Historical Transition of Football Officials in Modern Britain

Shota FUJII (Kyoto University, Graduate School of Letters)


 There seem to be little doubt that referees are indispensable to control games in contem-
porary football world. On the other hand, with a general survey of the history of football
functions of referees have not necessarily been firm, having been revised repeatedly. The
meaning of these reforms, however, has not been given enough consideration by research-
ers. This article, thus, explores the historical transition of football officials, especially focus-
ing on the pattern of decision-making, and the concept of fairness reflected in change to the
  Before the codification of football rules, the existence of officials had rarely been con-
firmed, especially in historical documents. In addition, evidence also indicates that officials
were rather indifferent observers than decision-makers. This principle did not vary mark-
edly after the formation of football laws at modern public schools, which means that players
could take initiative on decision-makings as interested parties. Meanwhile, a main role of of-
ficials had been the arbitration of players' discussion even in the 1860s, when the Football
Association advanced a unification of local rules. This custom, however, was gradually al-
tered in the 1880s. An increase in spectators and the development of players' skills, follow-
ing the professionalisation of football, required the reform of the existing umpire system. As
a result the Football Association revised the regulations and established the referee system
in 1891, which has been the basis of present system ever since. From that time, referees
could become adjudicators on pitches.
  The reinforcement of referees' power, nevertheless, might not definitely demonstrate that
the norm of fairness had progressed. The absence of officials or the limited power of refe-
rees may not automatically signify lack of discipline. For, particularly at public schools, ne-
gotiations and judgments of players (students) were regarded as crucially significant form-
ing the basis of the ideal of self-discipline, which led to the umpire system. In the mean-
time, referees' strict control could be a subject of severe criticism. Although the emergence
of vast audiences encouraged the introduction of objective decisions of neutral referees,
amateur had expressed fierce opposition to reformation of the system. Accordingly, the
Football Association had to confront a wide range of difficulties in relation to the new refe-
ree regime and these have continued even to present.
  It can be generally concluded that the history of football officials is the transition of the
referee's role from arbitrator to adjudicator. This alteration, however, does not simply des-
ignate the straight progress of fairness in the football world. Even after the establishment

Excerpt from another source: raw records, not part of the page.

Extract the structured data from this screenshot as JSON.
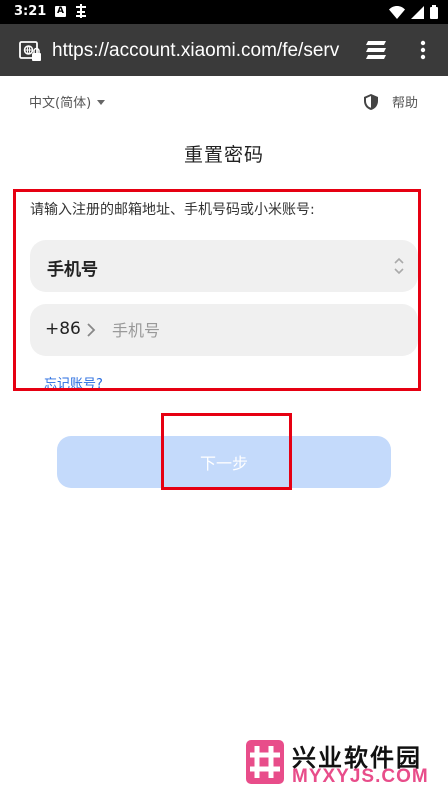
{
  "status_bar": {
    "time": "3:21",
    "notification_a": "A"
  },
  "browser": {
    "url": "https://account.xiaomi.com/fe/serv"
  },
  "page": {
    "language": "中文(简体)",
    "help": "帮助",
    "title": "重置密码",
    "instruction": "请输入注册的邮箱地址、手机号码或小米账号:",
    "account_type": "手机号",
    "country_code": "+86",
    "phone_placeholder": "手机号",
    "forgot_account": "忘记账号?",
    "next_button": "下一步"
  },
  "watermark": {
    "title": "兴业软件园",
    "subtitle": "MYXYJS.COM"
  },
  "colors": {
    "highlight": "#e60012",
    "link": "#2a6ee0",
    "button_disabled": "#c4dafb"
  }
}
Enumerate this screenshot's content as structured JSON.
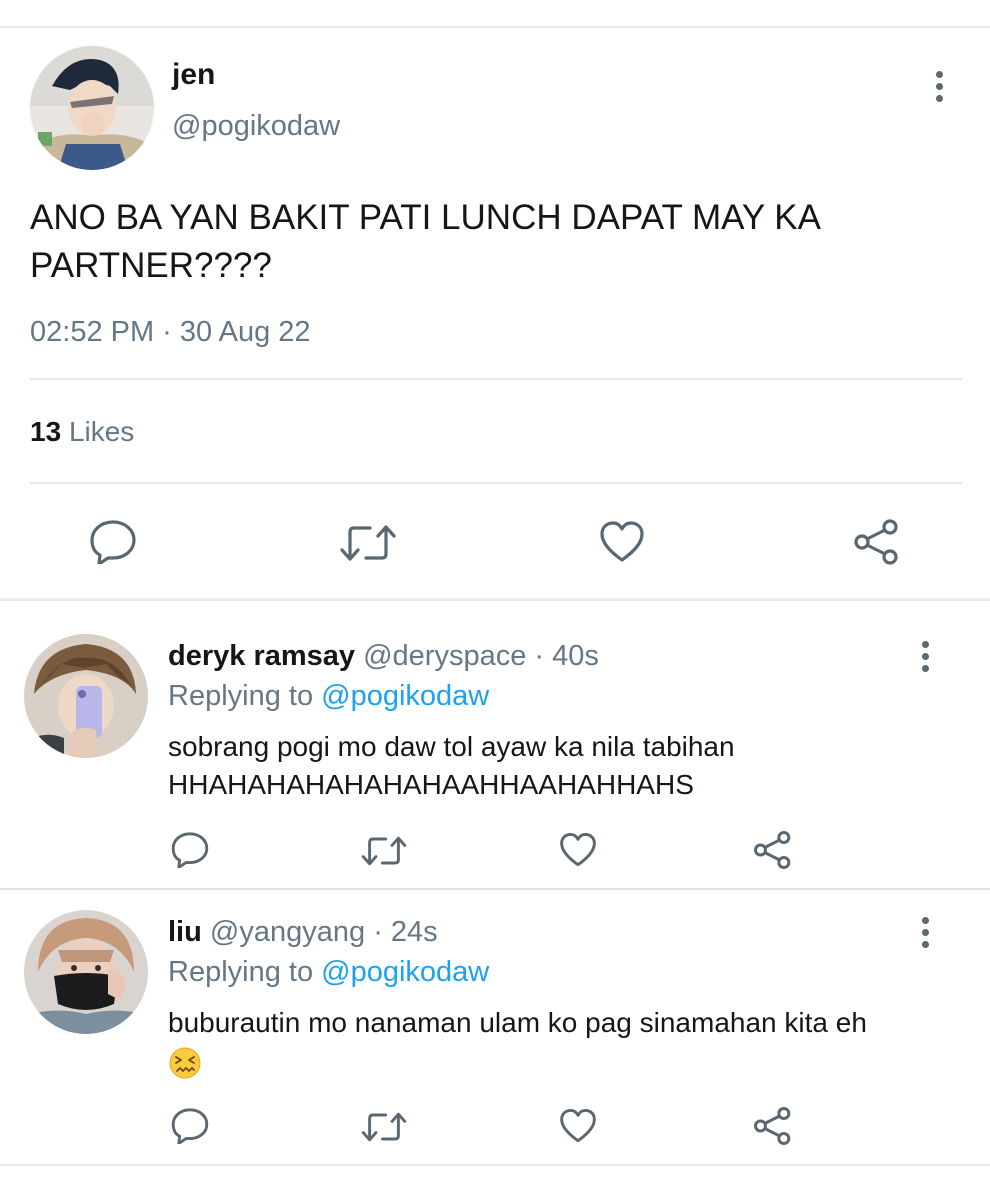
{
  "main_tweet": {
    "author_name": "jen",
    "author_handle": "@pogikodaw",
    "text": "ANO BA YAN BAKIT PATI LUNCH DAPAT MAY KA PARTNER????",
    "timestamp": "02:52 PM · 30 Aug 22",
    "likes_count": "13",
    "likes_label": "Likes"
  },
  "replies": [
    {
      "author_name": "deryk ramsay",
      "author_handle": "@deryspace",
      "time": "· 40s",
      "replying_prefix": "Replying to",
      "replying_mention": "@pogikodaw",
      "text_line1": "sobrang pogi mo daw tol ayaw ka nila tabihan",
      "text_line2": "HHAHAHAHAHAHAHAAHHAAHAHHAHS"
    },
    {
      "author_name": "liu",
      "author_handle": "@yangyang",
      "time": "· 24s",
      "replying_prefix": "Replying to",
      "replying_mention": "@pogikodaw",
      "text_line1": "buburautin mo nanaman ulam ko pag sinamahan kita eh",
      "emoji": "confounded-face-emoji"
    }
  ],
  "icons": {
    "reply": "reply-icon",
    "retweet": "retweet-icon",
    "like": "heart-icon",
    "share": "share-icon",
    "more": "more-vertical-icon"
  },
  "colors": {
    "text": "#14171a",
    "secondary": "#657786",
    "link": "#1da1f2",
    "divider": "#e1e8ed"
  }
}
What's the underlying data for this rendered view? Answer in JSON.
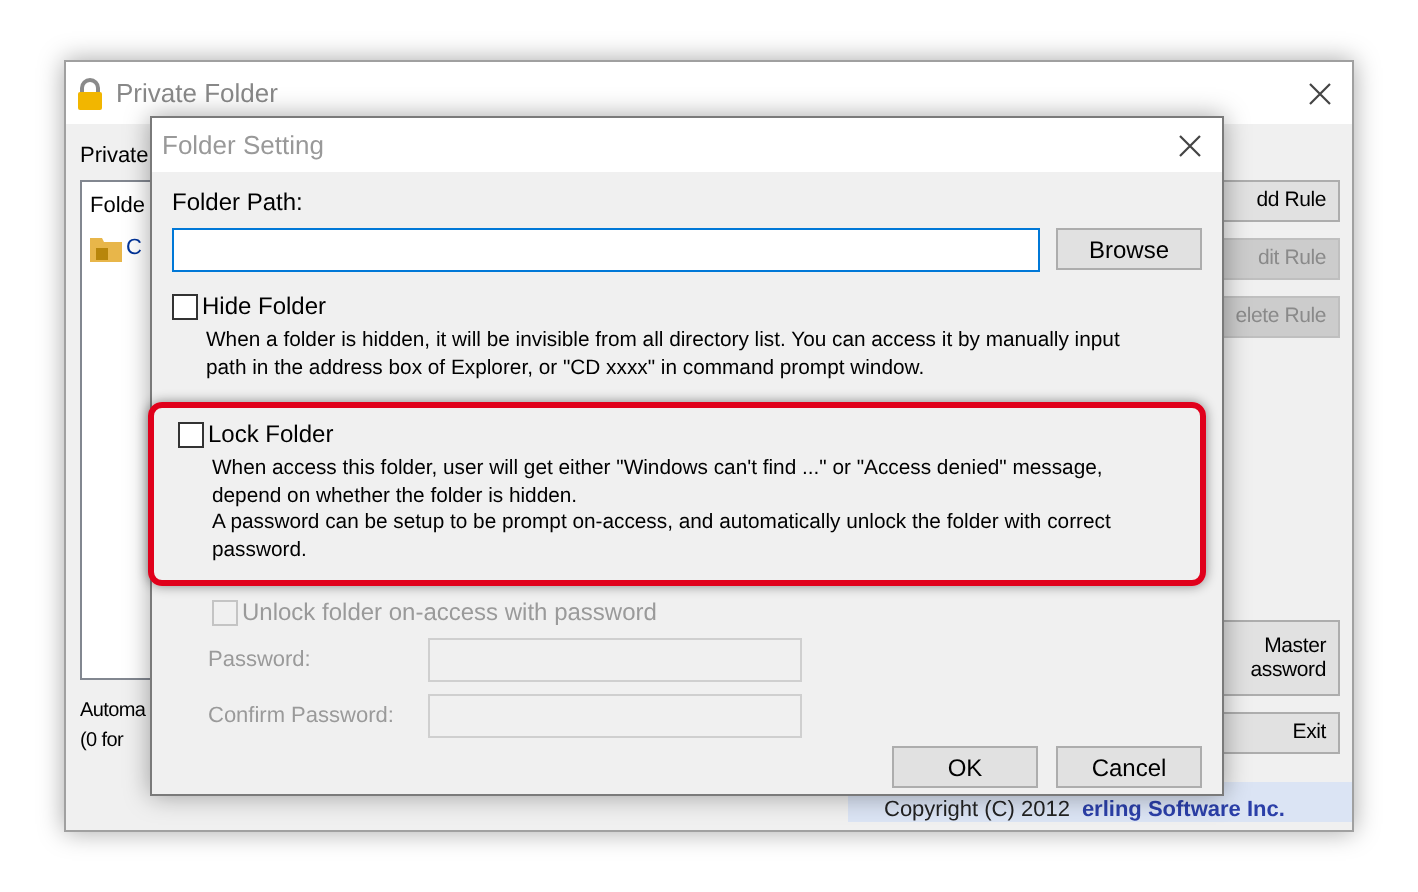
{
  "background_window": {
    "title": "Private Folder",
    "label": "Private",
    "list_header": "Folde",
    "list_items": [
      {
        "text": "C"
      }
    ],
    "buttons": [
      {
        "lines": [
          "dd Rule"
        ],
        "disabled": false
      },
      {
        "lines": [
          "dit Rule"
        ],
        "disabled": true
      },
      {
        "lines": [
          "elete Rule"
        ],
        "disabled": true
      },
      {
        "lines": [
          "Master",
          "assword"
        ],
        "disabled": false
      },
      {
        "lines": [
          "Exit"
        ],
        "disabled": false
      }
    ],
    "note_lines": [
      "Automa",
      "(0 for"
    ],
    "copyright": "Copyright (C) 2012",
    "company": "erling Software Inc."
  },
  "dialog": {
    "title": "Folder Setting",
    "path_label": "Folder Path:",
    "browse": "Browse",
    "options": [
      {
        "label": "Hide Folder",
        "checked": false,
        "highlighted": false,
        "description": [
          "When a folder is hidden, it will be invisible from all directory list. You can access it by manually input",
          "path in the address box of Explorer, or \"CD xxxx\" in command prompt window."
        ]
      },
      {
        "label": "Lock Folder",
        "checked": false,
        "highlighted": true,
        "description": [
          "When access this folder, user will get either \"Windows can't find ...\" or \"Access denied\" message,",
          "depend on whether the folder is hidden.",
          "A password can be setup to be prompt on-access, and automatically unlock the folder with correct",
          "password."
        ]
      }
    ],
    "unlock": {
      "label": "Unlock folder on-access with password",
      "checked": false,
      "disabled": true
    },
    "fields": [
      {
        "label": "Password:",
        "disabled": true
      },
      {
        "label": "Confirm Password:",
        "disabled": true
      }
    ],
    "buttons": [
      "OK",
      "Cancel"
    ]
  }
}
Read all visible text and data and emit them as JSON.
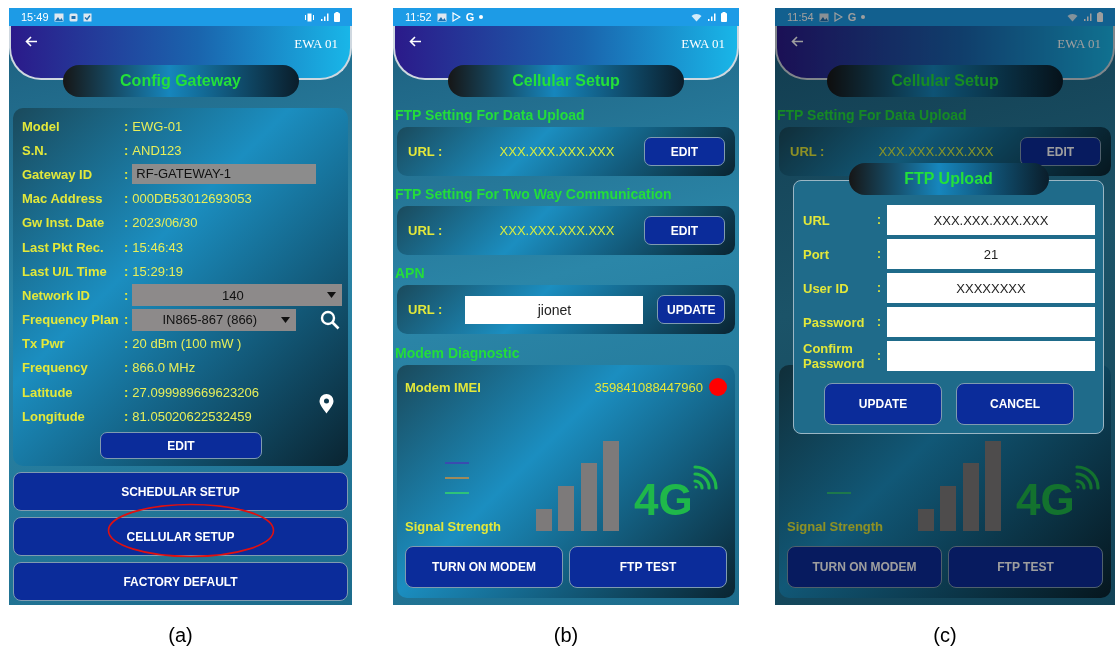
{
  "panels": [
    {
      "kind": "config",
      "dimmed": false,
      "caption": "(a)",
      "status_bar": {
        "time": "15:49"
      },
      "header": {
        "device": "EWA 01"
      },
      "title": "Config Gateway",
      "info_rows": [
        {
          "label": "Model",
          "sep": ":",
          "value": "EWG-01",
          "kind": "text"
        },
        {
          "label": "S.N.",
          "sep": ":",
          "value": "AND123",
          "kind": "text"
        },
        {
          "label": "Gateway ID",
          "sep": ":",
          "value": "RF-GATEWAY-1",
          "kind": "field"
        },
        {
          "label": "Mac Address",
          "sep": ":",
          "value": "000DB53012693053",
          "kind": "text"
        },
        {
          "label": "Gw Inst. Date",
          "sep": ":",
          "value": "2023/06/30",
          "kind": "text"
        },
        {
          "label": "Last Pkt Rec.",
          "sep": ":",
          "value": "15:46:43",
          "kind": "text"
        },
        {
          "label": "Last U/L Time",
          "sep": ":",
          "value": "15:29:19",
          "kind": "text"
        },
        {
          "label": "Network ID",
          "sep": ":",
          "value": "140",
          "kind": "dropdown"
        },
        {
          "label": "Frequency Plan",
          "sep": ":",
          "value": "IN865-867 (866)",
          "kind": "dropdown",
          "search_button": true
        },
        {
          "label": "Tx Pwr",
          "sep": ":",
          "value": "20 dBm (100 mW )",
          "kind": "text"
        },
        {
          "label": "Frequency",
          "sep": ":",
          "value": "866.0 MHz",
          "kind": "text"
        },
        {
          "label": "Latitude",
          "sep": ":",
          "value": "27.099989669623206",
          "kind": "text",
          "locate_button": true
        },
        {
          "label": "Longitude",
          "sep": ":",
          "value": "81.05020622532459",
          "kind": "text"
        }
      ],
      "edit_button": "EDIT",
      "menu_buttons": [
        {
          "label": "SCHEDULAR SETUP",
          "circled": false
        },
        {
          "label": "CELLULAR SETUP",
          "circled": true
        },
        {
          "label": "FACTORY DEFAULT",
          "circled": false
        }
      ]
    },
    {
      "kind": "cellular",
      "dimmed": false,
      "caption": "(b)",
      "status_bar": {
        "time": "11:52",
        "app_letter": "G"
      },
      "header": {
        "device": "EWA 01"
      },
      "title": "Cellular Setup",
      "sections": [
        {
          "heading": "FTP Setting For Data Upload",
          "kind": "value",
          "label": "URL :",
          "value": "XXX.XXX.XXX.XXX",
          "button": "EDIT"
        },
        {
          "heading": "FTP Setting For Two Way Communication",
          "kind": "value",
          "label": "URL :",
          "value": "XXX.XXX.XXX.XXX",
          "button": "EDIT"
        },
        {
          "heading": "APN",
          "kind": "input",
          "label": "URL :",
          "value": "jionet",
          "button": "UPDATE"
        }
      ],
      "diagnostic": {
        "heading": "Modem Diagnostic",
        "imei": {
          "label": "Modem IMEI",
          "value": "359841088447960",
          "color": "#ff0000"
        },
        "readings": [
          {
            "color": "#3a4cb0"
          },
          {
            "color": "#a08a5a"
          },
          {
            "color": "#2ec27a"
          }
        ],
        "signal_label": "Signal Strength",
        "network": "4G",
        "buttons": [
          "TURN ON MODEM",
          "FTP TEST"
        ]
      }
    },
    {
      "kind": "cellular",
      "dimmed": true,
      "caption": "(c)",
      "status_bar": {
        "time": "11:54",
        "app_letter": "G"
      },
      "header": {
        "device": "EWA 01"
      },
      "title": "Cellular Setup",
      "sections": [
        {
          "heading": "FTP Setting For Data Upload",
          "kind": "value",
          "label": "URL :",
          "value": "XXX.XXX.XXX.XXX",
          "button": "EDIT"
        }
      ],
      "diagnostic": {
        "readings": [
          {
            "color": "#1d784c"
          }
        ],
        "signal_label": "Signal Strength",
        "network": "4G",
        "buttons": [
          "TURN ON MODEM",
          "FTP TEST"
        ]
      },
      "dialog": {
        "title": "FTP Upload",
        "fields": [
          {
            "label": "URL",
            "sep": ":",
            "value": "XXX.XXX.XXX.XXX"
          },
          {
            "label": "Port",
            "sep": ":",
            "value": "21"
          },
          {
            "label": "User ID",
            "sep": ":",
            "value": "XXXXXXXX"
          },
          {
            "label": "Password",
            "sep": ":"
          },
          {
            "label": "Confirm Password",
            "sep": ":"
          }
        ],
        "buttons": [
          "UPDATE",
          "CANCEL"
        ]
      }
    }
  ]
}
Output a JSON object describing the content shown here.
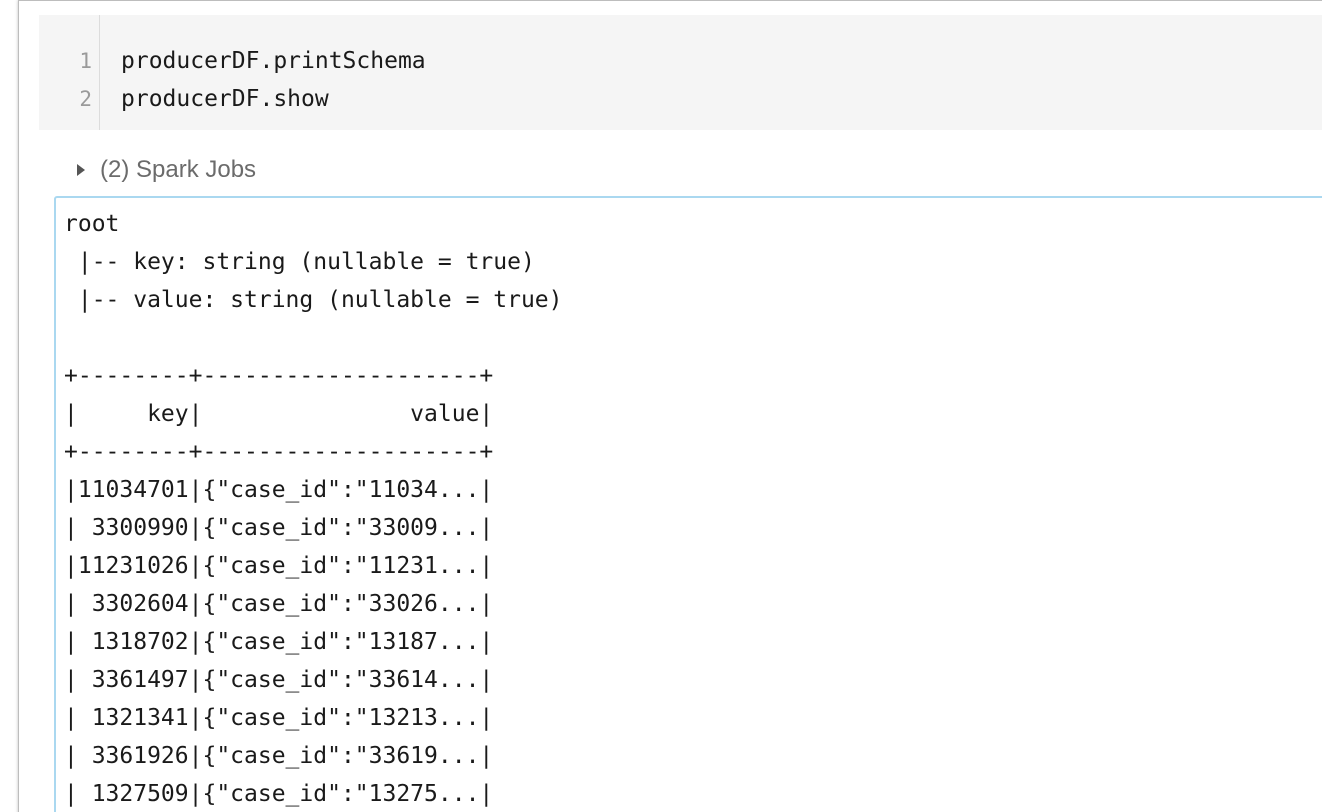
{
  "editor": {
    "lines": [
      {
        "number": "1",
        "code": "producerDF.printSchema"
      },
      {
        "number": "2",
        "code": "producerDF.show"
      }
    ]
  },
  "spark_jobs": {
    "label": "(2) Spark Jobs"
  },
  "output": {
    "lines": [
      "root",
      " |-- key: string (nullable = true)",
      " |-- value: string (nullable = true)",
      "",
      "+--------+--------------------+",
      "|     key|               value|",
      "+--------+--------------------+",
      "|11034701|{\"case_id\":\"11034...|",
      "| 3300990|{\"case_id\":\"33009...|",
      "|11231026|{\"case_id\":\"11231...|",
      "| 3302604|{\"case_id\":\"33026...|",
      "| 1318702|{\"case_id\":\"13187...|",
      "| 3361497|{\"case_id\":\"33614...|",
      "| 1321341|{\"case_id\":\"13213...|",
      "| 3361926|{\"case_id\":\"33619...|",
      "| 1327509|{\"case_id\":\"13275...|"
    ]
  }
}
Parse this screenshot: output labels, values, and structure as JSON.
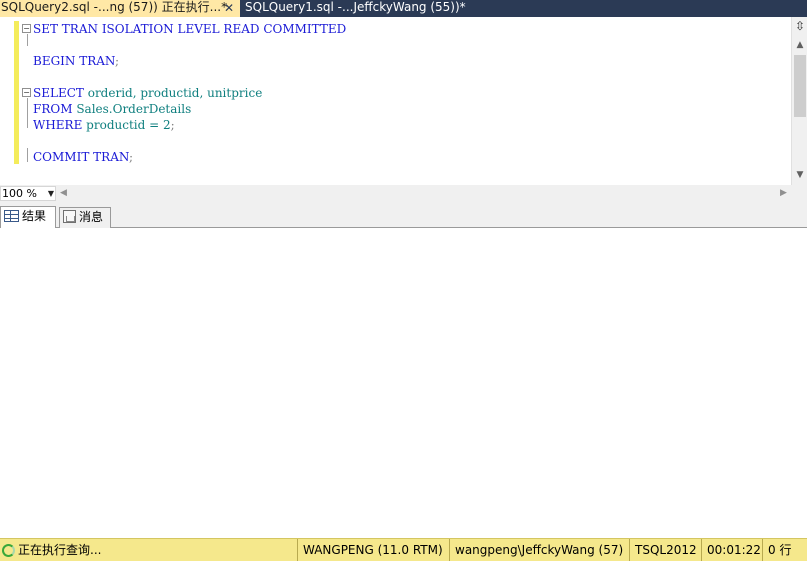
{
  "tabs": [
    {
      "label": "SQLQuery2.sql -...ng (57)) 正在执行...*",
      "active": true,
      "close": "✕"
    },
    {
      "label": "SQLQuery1.sql -...JeffckyWang (55))*",
      "active": false
    }
  ],
  "editor": {
    "lines": {
      "l1": {
        "kw": "SET TRAN ISOLATION LEVEL READ COMMITTED"
      },
      "l2": {
        "kw": "BEGIN TRAN",
        "p": ";"
      },
      "l3": {
        "kw": "SELECT",
        "rest": " orderid, productid, unitprice"
      },
      "l4": {
        "kw": "FROM",
        "obj": " Sales.OrderDetails"
      },
      "l5": {
        "kw": "WHERE",
        "rest": " productid = 2",
        "p": ";"
      },
      "l6": {
        "kw": "COMMIT TRAN",
        "p": ";"
      }
    }
  },
  "zoom": {
    "value": "100 %"
  },
  "result_tabs": {
    "results": "结果",
    "messages": "消息"
  },
  "status": {
    "text": "正在执行查询...",
    "server": "WANGPENG (11.0 RTM)",
    "user": "wangpeng\\JeffckyWang (57)",
    "database": "TSQL2012",
    "elapsed": "00:01:22",
    "rows": "0 行"
  },
  "colors": {
    "tab_active": "#ffe8a6",
    "tabstrip": "#2b3a55",
    "status_bar": "#f5e88c",
    "keyword": "#1a1ad6",
    "object": "#0f7f7f"
  },
  "icons": [
    "close-icon",
    "split-icon",
    "scroll-up-icon",
    "scroll-down-icon",
    "grid-icon",
    "message-icon",
    "spinner-icon"
  ]
}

of the referee system, traditional concepts of self-discipline have had considerable influence
and prevented further reforms. In brief, it can be claimed that such a conflict between 'ne-
gotiation/arbitration' and 'adjudication' is of critical importance in history of football officials.